Some reviews seem rather pointless these days. Of movies, for example. There are no cinemas open. Restaurant reviews are another. There is nowhere to eat out. This may change over the course of the next few weeks, especially for places that can offer outside dining, but right now restaurants are out-of-bounds. Small wonder that supermarket sales of alcohol are up something like 30%. That represents in part what would otherwise have been profits for some pub landlords.
No one is accusing Pret a Manger of providing fine dining but time was when you could eat a decent sandwich inside.

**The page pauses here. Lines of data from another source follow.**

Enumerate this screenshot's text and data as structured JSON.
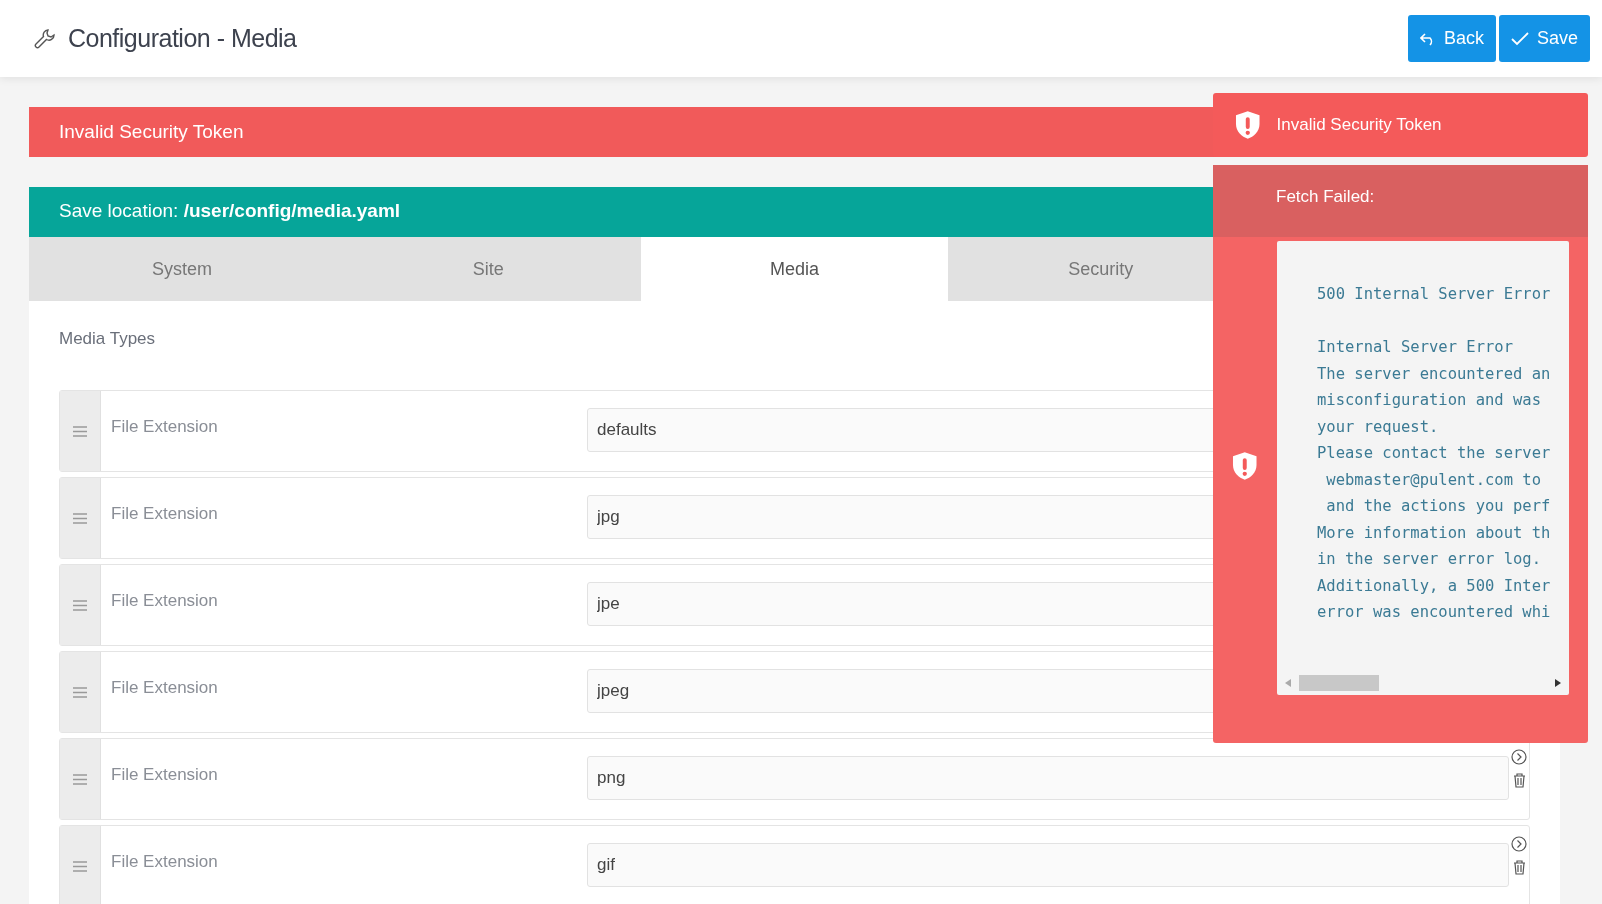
{
  "header": {
    "title": "Configuration - Media",
    "buttons": [
      {
        "label": "Back",
        "kind": "back"
      },
      {
        "label": "Save",
        "kind": "save"
      }
    ]
  },
  "alert": {
    "text": "Invalid Security Token"
  },
  "save_location": {
    "label": "Save location: ",
    "path": "/user/config/media.yaml"
  },
  "tabs": [
    {
      "label": "System",
      "selected": false
    },
    {
      "label": "Site",
      "selected": false
    },
    {
      "label": "Media",
      "selected": true
    },
    {
      "label": "Security",
      "selected": false
    }
  ],
  "section_title": "Media Types",
  "rows": [
    {
      "label": "File Extension",
      "value": "defaults"
    },
    {
      "label": "File Extension",
      "value": "jpg"
    },
    {
      "label": "File Extension",
      "value": "jpe"
    },
    {
      "label": "File Extension",
      "value": "jpeg"
    },
    {
      "label": "File Extension",
      "value": "png"
    },
    {
      "label": "File Extension",
      "value": "gif"
    }
  ],
  "toasts": [
    {
      "title": "Invalid Security Token"
    },
    {
      "title": "Fetch Failed:",
      "details": [
        [
          "500 Internal Server Error"
        ],
        [
          "Internal Server Error",
          "The server encountered an",
          "misconfiguration and was",
          "your request.",
          "Please contact the server",
          " webmaster@pulent.com to",
          " and the actions you perf",
          "More information about th",
          "in the server error log.",
          "Additionally, a 500 Inter",
          "error was encountered whi"
        ]
      ]
    }
  ]
}
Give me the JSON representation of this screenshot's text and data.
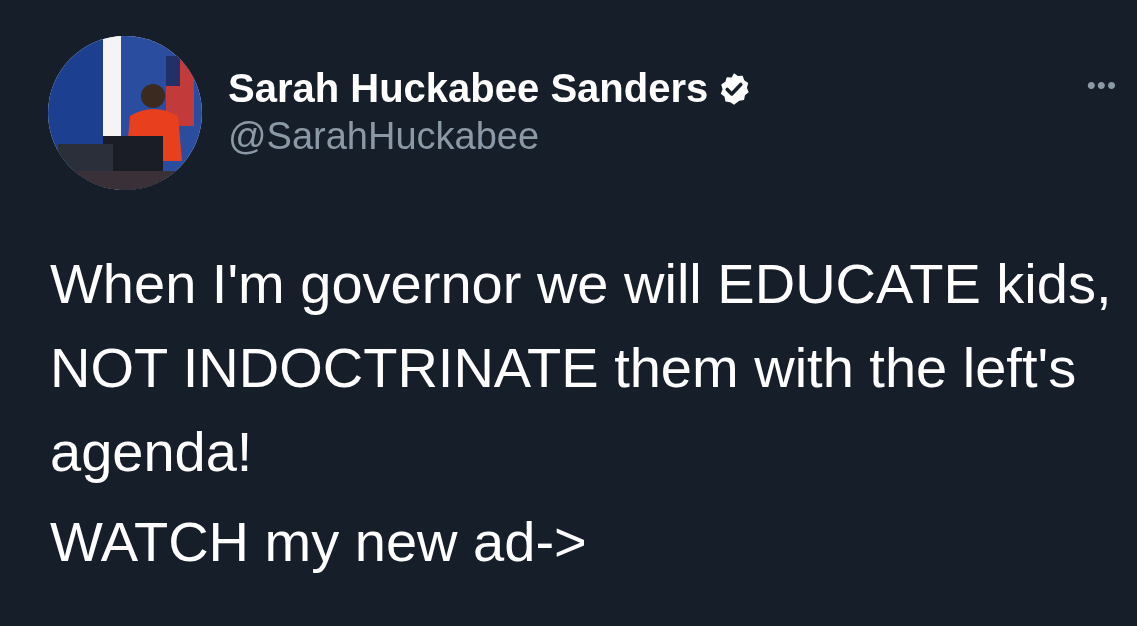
{
  "tweet": {
    "author": {
      "name": "Sarah Huckabee Sanders",
      "handle": "@SarahHuckabee",
      "verified": true
    },
    "more_menu": "•••",
    "paragraphs": [
      "When I'm governor we will EDUCATE kids, NOT INDOCTRINATE them with the left's agenda!",
      "WATCH my new ad->"
    ]
  }
}
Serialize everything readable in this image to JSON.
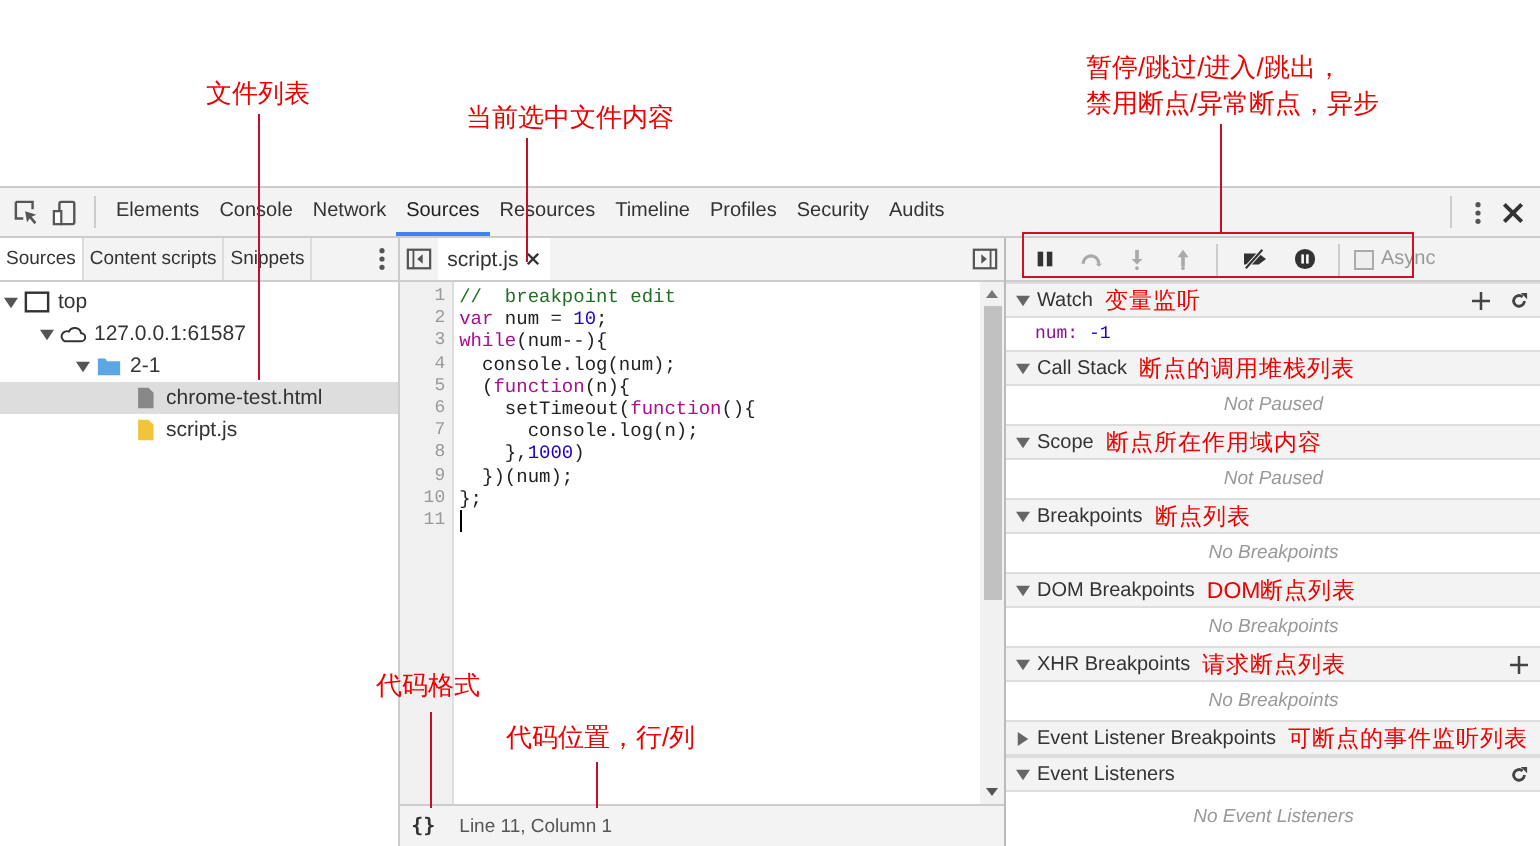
{
  "annotations": {
    "file_list": "文件列表",
    "current_file": "当前选中文件内容",
    "debugger_controls": [
      "暂停/跳过/进入/跳出，",
      "禁用断点/异常断点，异步"
    ],
    "format": "代码格式",
    "position": "代码位置，行/列"
  },
  "panel_tabs": [
    {
      "label": "Elements",
      "selected": false
    },
    {
      "label": "Console",
      "selected": false
    },
    {
      "label": "Network",
      "selected": false
    },
    {
      "label": "Sources",
      "selected": true
    },
    {
      "label": "Resources",
      "selected": false
    },
    {
      "label": "Timeline",
      "selected": false
    },
    {
      "label": "Profiles",
      "selected": false
    },
    {
      "label": "Security",
      "selected": false
    },
    {
      "label": "Audits",
      "selected": false
    }
  ],
  "navigator": {
    "tabs": [
      {
        "label": "Sources",
        "selected": true
      },
      {
        "label": "Content scripts",
        "selected": false
      },
      {
        "label": "Snippets",
        "selected": false
      }
    ],
    "tree": [
      {
        "label": "top",
        "kind": "frame",
        "expanded": true,
        "selected": false,
        "children": [
          {
            "label": "127.0.0.1:61587",
            "kind": "domain",
            "expanded": true,
            "selected": false,
            "children": [
              {
                "label": "2-1",
                "kind": "folder",
                "expanded": true,
                "selected": false,
                "children": [
                  {
                    "label": "chrome-test.html",
                    "kind": "file",
                    "selected": true
                  },
                  {
                    "label": "script.js",
                    "kind": "script",
                    "selected": false
                  }
                ]
              }
            ]
          }
        ]
      }
    ]
  },
  "editor": {
    "tabs": [
      {
        "label": "script.js",
        "selected": true
      }
    ],
    "lines": [
      {
        "number": "1",
        "cursor": false,
        "tokens": [
          {
            "text": "//  breakpoint edit",
            "kind": "comment"
          }
        ]
      },
      {
        "number": "2",
        "cursor": false,
        "tokens": [
          {
            "text": "var",
            "kind": "keyword"
          },
          {
            "text": " num = ",
            "kind": "plain"
          },
          {
            "text": "10",
            "kind": "number"
          },
          {
            "text": ";",
            "kind": "plain"
          }
        ]
      },
      {
        "number": "3",
        "cursor": false,
        "tokens": [
          {
            "text": "while",
            "kind": "keyword"
          },
          {
            "text": "(num--){",
            "kind": "plain"
          }
        ]
      },
      {
        "number": "4",
        "cursor": false,
        "tokens": [
          {
            "text": "  console.log(num);",
            "kind": "plain"
          }
        ]
      },
      {
        "number": "5",
        "cursor": false,
        "tokens": [
          {
            "text": "  (",
            "kind": "plain"
          },
          {
            "text": "function",
            "kind": "keyword"
          },
          {
            "text": "(n){",
            "kind": "plain"
          }
        ]
      },
      {
        "number": "6",
        "cursor": false,
        "tokens": [
          {
            "text": "    setTimeout(",
            "kind": "plain"
          },
          {
            "text": "function",
            "kind": "keyword"
          },
          {
            "text": "(){",
            "kind": "plain"
          }
        ]
      },
      {
        "number": "7",
        "cursor": false,
        "tokens": [
          {
            "text": "      console.log(n);",
            "kind": "plain"
          }
        ]
      },
      {
        "number": "8",
        "cursor": false,
        "tokens": [
          {
            "text": "    },",
            "kind": "plain"
          },
          {
            "text": "1000",
            "kind": "number"
          },
          {
            "text": ")",
            "kind": "plain"
          }
        ]
      },
      {
        "number": "9",
        "cursor": false,
        "tokens": [
          {
            "text": "  })(num);",
            "kind": "plain"
          }
        ]
      },
      {
        "number": "10",
        "cursor": false,
        "tokens": [
          {
            "text": "};",
            "kind": "plain"
          }
        ]
      },
      {
        "number": "11",
        "cursor": true
      }
    ],
    "status": {
      "format_button": "{}",
      "position": "Line 11, Column 1"
    }
  },
  "debugger": {
    "async": {
      "label": "Async",
      "checked": false
    },
    "sections": [
      {
        "title": "Watch",
        "note": "变量监听",
        "expanded": true,
        "add": true,
        "refresh": true,
        "watch": [
          {
            "name": "num:",
            "value": "-1"
          }
        ]
      },
      {
        "title": "Call Stack",
        "note": "断点的调用堆栈列表",
        "expanded": true,
        "add": false,
        "refresh": false,
        "message": "Not Paused"
      },
      {
        "title": "Scope",
        "note": "断点所在作用域内容",
        "expanded": true,
        "add": false,
        "refresh": false,
        "message": "Not Paused"
      },
      {
        "title": "Breakpoints",
        "note": "断点列表",
        "expanded": true,
        "add": false,
        "refresh": false,
        "message": "No Breakpoints"
      },
      {
        "title": "DOM Breakpoints",
        "note": "DOM断点列表",
        "expanded": true,
        "add": false,
        "refresh": false,
        "message": "No Breakpoints"
      },
      {
        "title": "XHR Breakpoints",
        "note": "请求断点列表",
        "expanded": true,
        "add": true,
        "refresh": false,
        "message": "No Breakpoints"
      },
      {
        "title": "Event Listener Breakpoints",
        "note": "可断点的事件监听列表",
        "expanded": false,
        "add": false,
        "refresh": false
      },
      {
        "title": "Event Listeners",
        "expanded": true,
        "add": false,
        "refresh": true,
        "message": "No Event Listeners"
      }
    ]
  }
}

The photo on the home page was taken on the day the government closed pubs and restaurants (March 20), thereby putting the kibosh on that. Before all hell broke loose, however, I did manage to try out a new restaurant (for me). Terrific it was, too. Everyone knows that Indians love cricket; it’s their national sport. I cannot readily explain how an Indian restaurant of nearly that name has branded itself Kricket (with a ‘k’), but I’m figuring it wasn’t a typo.
There are three Krickets in London: in Brixton, White City and Soho, the latter being in Denman Street, W1, very close to Piccadilly Circus tube station. Which was the one I went to. This is very fine food indeed, as far removed from a regular curry house as a Michelin-starred restaurant would be from McDonald’s. There were five of us and we shared dishes (something that we likely won’t be doing again for months, if not years, ahead). I’ll start with a starter, the samphire pakoras with date and tamarind chutney and chilli garlic mayonnaise. I could have finished there, too. They were so good I could have happily carried on treating them as both my main course and dessert. But that would have been selfish; there would have been none left for anyone else. As it was, I still had room for the pork cheek with fennel and some aged beef kebab with bone marrow and onions.
In mid-January, as photographs can attest, some 40,000 families sat down for a vast communal meal in celebration of the imminent Chinese new year. This was in Wuhan. We all know how that turned out. This may mean the end of tapas eating as we know it. We’ll be back, at least for some while, to the age-old British way of every man/woman for himself/herself.
Will there be any upsides? It depends on how you view it. Jonathan Meades, who used to do restaurant reviews for the Sunday Times aeons ago, had a particular recurring complaint – waiters who kept the bottle of wine you had ordered somewhere other than on your table, out of arm’s reach. “I’ve paid for it,” he would say. “It should be my right as to when I top up my glass.” I think we can regard that as sorted when the big reopening eventually occurs. Ditto over-zealous waiters checking every single minute that your food is OK and asking if you’ve been here before so you “know how it works”. I’m no bilinguist but I’ve always thought I could understand menu-speak. Until there’s a vaccine, those guys will have gone the way of the dodo.